“I shall call him Squishy and he shall be mine and he shall be my Squishy.” -Dory, Finding Nemo (2003)

After purchasing flexible filament back in SEPTEMBER for my rollerblade wheels, I finally got a chance to print it! It’s only a calibration cube so far, but I like how there’s two different directions of squishiness: the cube is more resistant in the z-direction, since the infill is built up in that direction; however, it’s significantly more flexible in the x- and y-directions.

Final product

Unfortunately, with 20% infill, my enthusiastic squishing in the y-direction caused mild delamination within a few hours. (This fracture also may suggest that rollerblade wheels need to be printed in an upright configuration, such that the weight is applied in the same direction as the infill.)

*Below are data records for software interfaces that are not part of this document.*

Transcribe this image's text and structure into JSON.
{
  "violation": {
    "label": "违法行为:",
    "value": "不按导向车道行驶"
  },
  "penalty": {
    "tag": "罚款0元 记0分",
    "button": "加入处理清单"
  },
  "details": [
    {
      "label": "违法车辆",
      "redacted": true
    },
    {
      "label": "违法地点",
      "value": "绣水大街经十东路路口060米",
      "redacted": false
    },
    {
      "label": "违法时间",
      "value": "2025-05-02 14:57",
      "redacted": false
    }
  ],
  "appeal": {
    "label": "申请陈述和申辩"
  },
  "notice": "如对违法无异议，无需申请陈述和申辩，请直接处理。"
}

In order to print TPU, I had to unscrew the cooling fan and manually feed the filament into the Bowden extruder due to the plastic’s flexibility and tendency to buckle.

The filament has a tendency to “flop” when released.

Surprisingly, I didn’t have to print any mods, or even install a PTFE tube; however, if I want to print faster than 10 mm/s, that may be necessary.

Initial layers
Initial layers: there were no issues with bed adhesion. In fact, for some print bed surfaces, it’s recommended to use tape for easier part removal.